ENTRIES SUPPLIED >>
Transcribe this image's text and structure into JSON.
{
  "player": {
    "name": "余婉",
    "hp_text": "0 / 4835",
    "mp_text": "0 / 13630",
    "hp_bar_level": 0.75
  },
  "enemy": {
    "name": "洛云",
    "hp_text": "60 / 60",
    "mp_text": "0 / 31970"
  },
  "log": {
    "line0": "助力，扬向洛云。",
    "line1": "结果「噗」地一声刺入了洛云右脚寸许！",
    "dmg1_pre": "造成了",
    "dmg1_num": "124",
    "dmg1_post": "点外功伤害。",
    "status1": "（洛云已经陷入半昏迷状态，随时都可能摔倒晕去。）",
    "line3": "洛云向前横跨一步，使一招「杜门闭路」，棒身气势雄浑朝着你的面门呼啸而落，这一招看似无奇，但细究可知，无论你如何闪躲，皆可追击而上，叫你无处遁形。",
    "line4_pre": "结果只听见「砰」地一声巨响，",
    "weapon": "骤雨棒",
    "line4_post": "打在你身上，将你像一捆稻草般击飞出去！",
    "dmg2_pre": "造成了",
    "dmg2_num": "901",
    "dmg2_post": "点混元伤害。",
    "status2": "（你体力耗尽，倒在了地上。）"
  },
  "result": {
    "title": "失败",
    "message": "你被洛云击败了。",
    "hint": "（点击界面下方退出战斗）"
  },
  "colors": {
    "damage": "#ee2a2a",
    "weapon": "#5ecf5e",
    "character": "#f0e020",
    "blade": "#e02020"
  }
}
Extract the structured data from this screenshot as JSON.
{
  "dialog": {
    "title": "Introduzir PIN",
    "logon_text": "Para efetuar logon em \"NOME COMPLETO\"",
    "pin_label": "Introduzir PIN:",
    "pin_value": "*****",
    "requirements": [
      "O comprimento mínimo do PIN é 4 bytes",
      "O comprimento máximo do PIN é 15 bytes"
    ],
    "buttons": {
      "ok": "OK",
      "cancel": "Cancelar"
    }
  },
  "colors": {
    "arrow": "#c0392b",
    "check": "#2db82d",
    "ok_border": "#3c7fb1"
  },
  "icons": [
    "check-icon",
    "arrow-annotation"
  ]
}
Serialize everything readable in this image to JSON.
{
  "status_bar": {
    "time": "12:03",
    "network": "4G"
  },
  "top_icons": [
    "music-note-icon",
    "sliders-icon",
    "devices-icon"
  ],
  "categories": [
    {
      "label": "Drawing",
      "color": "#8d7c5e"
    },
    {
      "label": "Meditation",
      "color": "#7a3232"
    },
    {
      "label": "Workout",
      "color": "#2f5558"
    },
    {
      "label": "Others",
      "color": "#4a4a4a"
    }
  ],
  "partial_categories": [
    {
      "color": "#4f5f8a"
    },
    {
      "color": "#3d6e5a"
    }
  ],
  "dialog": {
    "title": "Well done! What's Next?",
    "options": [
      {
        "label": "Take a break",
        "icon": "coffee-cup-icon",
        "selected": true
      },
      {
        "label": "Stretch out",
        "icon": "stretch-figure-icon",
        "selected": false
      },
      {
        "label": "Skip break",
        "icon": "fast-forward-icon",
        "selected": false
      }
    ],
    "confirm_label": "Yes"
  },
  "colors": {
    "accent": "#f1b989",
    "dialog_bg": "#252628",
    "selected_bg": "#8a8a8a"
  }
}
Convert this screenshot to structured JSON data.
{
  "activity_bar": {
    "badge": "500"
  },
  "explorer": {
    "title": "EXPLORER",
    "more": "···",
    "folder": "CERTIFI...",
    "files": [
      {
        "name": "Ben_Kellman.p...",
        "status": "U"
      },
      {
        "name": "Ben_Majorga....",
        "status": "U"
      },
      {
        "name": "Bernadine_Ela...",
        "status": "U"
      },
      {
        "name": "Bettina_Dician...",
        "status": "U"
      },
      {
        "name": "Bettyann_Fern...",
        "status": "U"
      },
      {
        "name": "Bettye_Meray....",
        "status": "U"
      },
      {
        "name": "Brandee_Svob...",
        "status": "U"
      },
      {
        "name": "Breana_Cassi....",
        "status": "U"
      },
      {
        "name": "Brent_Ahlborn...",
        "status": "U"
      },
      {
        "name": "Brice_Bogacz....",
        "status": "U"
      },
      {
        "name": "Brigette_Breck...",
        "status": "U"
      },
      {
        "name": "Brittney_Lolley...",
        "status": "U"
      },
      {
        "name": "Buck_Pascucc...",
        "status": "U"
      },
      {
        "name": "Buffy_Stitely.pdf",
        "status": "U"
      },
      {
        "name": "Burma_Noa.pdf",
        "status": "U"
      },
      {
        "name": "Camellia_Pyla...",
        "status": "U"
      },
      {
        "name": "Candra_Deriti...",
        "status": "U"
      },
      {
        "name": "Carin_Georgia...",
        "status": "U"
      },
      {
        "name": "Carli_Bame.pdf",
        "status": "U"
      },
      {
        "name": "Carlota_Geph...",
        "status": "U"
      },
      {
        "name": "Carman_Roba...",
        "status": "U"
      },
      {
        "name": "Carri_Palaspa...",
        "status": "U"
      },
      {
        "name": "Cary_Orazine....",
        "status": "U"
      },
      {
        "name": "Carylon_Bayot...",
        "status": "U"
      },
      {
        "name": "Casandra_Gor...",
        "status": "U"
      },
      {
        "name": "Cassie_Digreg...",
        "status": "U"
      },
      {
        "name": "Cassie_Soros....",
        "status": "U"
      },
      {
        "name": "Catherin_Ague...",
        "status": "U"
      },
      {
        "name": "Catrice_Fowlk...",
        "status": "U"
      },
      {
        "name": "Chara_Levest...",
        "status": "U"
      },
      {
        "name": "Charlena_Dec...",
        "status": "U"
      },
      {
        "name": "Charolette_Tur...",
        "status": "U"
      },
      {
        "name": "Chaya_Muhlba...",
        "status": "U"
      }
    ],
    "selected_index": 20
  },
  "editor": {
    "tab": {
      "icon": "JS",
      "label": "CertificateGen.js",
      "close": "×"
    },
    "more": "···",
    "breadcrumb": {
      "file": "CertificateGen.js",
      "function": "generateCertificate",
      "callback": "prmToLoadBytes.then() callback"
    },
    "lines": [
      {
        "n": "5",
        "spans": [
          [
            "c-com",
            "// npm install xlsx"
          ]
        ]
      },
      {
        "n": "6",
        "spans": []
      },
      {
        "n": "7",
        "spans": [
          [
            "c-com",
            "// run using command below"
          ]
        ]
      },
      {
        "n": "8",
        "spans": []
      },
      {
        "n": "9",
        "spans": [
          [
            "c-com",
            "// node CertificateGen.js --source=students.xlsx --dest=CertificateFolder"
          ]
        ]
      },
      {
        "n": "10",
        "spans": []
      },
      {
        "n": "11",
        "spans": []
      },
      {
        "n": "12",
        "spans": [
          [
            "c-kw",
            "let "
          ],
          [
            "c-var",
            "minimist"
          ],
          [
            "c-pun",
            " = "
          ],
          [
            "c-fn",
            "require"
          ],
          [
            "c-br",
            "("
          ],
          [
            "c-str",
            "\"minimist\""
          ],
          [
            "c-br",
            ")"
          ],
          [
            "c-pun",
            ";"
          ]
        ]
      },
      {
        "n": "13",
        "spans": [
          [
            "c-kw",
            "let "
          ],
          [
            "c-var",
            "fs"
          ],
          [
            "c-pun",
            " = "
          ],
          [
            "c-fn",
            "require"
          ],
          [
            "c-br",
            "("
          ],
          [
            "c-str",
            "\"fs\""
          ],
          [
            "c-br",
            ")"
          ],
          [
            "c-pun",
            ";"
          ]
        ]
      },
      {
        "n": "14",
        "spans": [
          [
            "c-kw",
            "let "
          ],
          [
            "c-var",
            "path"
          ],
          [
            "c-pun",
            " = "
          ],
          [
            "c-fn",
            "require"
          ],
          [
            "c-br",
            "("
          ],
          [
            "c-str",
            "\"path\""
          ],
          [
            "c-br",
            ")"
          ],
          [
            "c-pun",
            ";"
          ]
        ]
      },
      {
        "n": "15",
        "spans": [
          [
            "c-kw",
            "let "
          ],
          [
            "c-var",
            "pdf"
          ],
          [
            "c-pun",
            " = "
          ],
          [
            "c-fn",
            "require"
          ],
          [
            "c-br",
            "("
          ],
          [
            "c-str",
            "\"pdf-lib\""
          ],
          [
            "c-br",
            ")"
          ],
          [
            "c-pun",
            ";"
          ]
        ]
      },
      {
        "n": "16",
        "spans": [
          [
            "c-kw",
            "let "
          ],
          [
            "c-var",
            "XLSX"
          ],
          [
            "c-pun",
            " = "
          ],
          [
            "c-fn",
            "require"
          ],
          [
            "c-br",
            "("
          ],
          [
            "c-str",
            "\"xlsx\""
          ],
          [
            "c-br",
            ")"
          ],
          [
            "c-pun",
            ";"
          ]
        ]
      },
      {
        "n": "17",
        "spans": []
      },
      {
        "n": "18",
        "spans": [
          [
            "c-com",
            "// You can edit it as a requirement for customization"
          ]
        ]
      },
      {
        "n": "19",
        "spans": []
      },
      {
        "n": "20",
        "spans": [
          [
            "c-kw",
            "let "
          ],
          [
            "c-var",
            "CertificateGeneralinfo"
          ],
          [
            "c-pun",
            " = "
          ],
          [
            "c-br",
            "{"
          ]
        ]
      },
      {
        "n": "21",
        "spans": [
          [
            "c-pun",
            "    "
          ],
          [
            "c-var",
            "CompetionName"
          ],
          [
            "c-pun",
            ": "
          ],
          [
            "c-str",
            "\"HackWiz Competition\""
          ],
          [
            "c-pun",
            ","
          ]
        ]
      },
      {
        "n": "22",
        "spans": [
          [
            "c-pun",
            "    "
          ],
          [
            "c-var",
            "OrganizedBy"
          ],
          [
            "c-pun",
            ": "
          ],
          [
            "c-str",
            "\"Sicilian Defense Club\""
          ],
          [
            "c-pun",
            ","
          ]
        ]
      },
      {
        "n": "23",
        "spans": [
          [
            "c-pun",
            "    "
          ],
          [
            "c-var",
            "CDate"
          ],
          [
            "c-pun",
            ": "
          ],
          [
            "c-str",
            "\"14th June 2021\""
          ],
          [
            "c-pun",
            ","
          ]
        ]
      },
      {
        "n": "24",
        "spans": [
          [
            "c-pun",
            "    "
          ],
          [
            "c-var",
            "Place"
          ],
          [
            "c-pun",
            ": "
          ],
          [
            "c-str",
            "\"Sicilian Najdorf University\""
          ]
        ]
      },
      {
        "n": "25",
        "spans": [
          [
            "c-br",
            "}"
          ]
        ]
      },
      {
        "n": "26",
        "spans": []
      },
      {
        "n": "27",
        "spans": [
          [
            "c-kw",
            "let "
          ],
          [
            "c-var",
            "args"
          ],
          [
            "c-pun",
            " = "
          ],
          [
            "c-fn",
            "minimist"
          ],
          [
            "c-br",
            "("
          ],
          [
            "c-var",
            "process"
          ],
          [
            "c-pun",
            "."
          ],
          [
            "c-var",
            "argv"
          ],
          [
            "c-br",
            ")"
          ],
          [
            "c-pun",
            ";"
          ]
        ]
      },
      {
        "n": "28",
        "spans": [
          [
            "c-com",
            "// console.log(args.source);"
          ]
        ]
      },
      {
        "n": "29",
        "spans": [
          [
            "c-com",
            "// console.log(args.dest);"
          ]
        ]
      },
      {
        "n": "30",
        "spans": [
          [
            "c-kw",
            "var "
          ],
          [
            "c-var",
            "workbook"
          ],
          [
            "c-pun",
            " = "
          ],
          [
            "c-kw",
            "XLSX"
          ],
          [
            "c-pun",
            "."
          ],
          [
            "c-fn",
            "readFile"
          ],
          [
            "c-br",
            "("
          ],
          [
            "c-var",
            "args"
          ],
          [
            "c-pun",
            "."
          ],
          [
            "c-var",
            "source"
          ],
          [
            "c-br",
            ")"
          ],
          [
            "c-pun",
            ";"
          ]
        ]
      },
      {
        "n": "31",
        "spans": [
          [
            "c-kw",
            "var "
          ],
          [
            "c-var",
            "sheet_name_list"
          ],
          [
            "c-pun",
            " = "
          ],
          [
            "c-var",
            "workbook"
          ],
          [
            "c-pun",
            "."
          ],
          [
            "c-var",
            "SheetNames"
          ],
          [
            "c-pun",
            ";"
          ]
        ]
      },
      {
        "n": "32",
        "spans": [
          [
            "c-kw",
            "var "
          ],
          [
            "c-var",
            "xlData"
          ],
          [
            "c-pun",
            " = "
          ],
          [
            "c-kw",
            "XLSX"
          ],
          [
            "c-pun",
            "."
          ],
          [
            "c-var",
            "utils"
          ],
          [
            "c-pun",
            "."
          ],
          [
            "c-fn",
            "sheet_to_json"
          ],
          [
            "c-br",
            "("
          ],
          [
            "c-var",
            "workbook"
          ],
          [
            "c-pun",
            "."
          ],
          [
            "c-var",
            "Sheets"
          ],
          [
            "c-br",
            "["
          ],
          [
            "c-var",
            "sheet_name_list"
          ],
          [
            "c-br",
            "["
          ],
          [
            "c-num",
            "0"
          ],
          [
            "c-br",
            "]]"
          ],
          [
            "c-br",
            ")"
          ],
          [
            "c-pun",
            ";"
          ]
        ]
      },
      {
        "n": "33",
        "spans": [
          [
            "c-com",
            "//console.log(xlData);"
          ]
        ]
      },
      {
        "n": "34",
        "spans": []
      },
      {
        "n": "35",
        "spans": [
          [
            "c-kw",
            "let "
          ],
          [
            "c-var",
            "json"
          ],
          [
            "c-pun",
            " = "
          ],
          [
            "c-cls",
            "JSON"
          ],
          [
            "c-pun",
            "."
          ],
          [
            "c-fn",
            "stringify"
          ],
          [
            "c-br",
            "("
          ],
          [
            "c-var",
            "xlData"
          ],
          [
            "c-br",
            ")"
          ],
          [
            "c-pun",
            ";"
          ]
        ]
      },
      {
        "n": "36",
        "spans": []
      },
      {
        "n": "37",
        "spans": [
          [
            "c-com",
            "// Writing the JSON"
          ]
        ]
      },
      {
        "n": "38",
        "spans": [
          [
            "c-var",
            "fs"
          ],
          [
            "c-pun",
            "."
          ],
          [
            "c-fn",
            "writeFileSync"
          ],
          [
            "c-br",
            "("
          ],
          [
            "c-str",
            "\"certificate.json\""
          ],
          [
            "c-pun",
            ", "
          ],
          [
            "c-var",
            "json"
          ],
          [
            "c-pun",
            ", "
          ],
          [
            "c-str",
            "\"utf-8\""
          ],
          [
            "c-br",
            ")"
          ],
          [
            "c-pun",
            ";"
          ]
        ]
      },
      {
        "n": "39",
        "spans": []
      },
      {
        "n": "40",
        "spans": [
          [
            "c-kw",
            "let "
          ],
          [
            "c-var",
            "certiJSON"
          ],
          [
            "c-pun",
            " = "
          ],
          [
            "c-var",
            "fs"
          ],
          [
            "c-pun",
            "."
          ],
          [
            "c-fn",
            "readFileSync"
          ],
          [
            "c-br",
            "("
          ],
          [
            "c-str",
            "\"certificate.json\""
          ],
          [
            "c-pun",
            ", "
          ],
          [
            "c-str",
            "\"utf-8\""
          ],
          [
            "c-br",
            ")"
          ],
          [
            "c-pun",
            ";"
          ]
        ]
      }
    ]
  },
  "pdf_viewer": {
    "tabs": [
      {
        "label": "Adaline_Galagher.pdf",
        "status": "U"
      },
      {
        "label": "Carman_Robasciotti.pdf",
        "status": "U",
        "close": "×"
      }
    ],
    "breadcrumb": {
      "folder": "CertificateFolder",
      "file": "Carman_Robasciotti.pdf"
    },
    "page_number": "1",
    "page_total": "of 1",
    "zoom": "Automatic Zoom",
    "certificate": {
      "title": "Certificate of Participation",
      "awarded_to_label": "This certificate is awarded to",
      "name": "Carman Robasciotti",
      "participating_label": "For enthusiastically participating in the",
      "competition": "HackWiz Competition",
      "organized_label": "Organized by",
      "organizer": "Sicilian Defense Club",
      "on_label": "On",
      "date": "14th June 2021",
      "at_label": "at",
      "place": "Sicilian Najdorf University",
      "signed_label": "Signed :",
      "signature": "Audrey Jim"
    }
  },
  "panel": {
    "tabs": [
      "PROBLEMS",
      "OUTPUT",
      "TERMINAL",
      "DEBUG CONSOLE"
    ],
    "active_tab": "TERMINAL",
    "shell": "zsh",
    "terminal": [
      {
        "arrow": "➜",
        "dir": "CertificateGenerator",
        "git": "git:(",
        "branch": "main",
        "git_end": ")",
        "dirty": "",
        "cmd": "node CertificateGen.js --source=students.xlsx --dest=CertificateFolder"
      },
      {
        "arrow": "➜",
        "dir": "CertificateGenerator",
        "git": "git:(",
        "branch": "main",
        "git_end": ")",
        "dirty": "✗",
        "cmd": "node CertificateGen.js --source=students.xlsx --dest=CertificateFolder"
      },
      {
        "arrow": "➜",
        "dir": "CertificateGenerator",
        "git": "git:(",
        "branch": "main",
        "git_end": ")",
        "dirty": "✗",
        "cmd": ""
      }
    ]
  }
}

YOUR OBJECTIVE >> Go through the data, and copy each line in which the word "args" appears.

PROBLEM SOLUTION >>
            "args"
            "// console.log(args.source);"
            "// console.log(args.dest);"
            "args"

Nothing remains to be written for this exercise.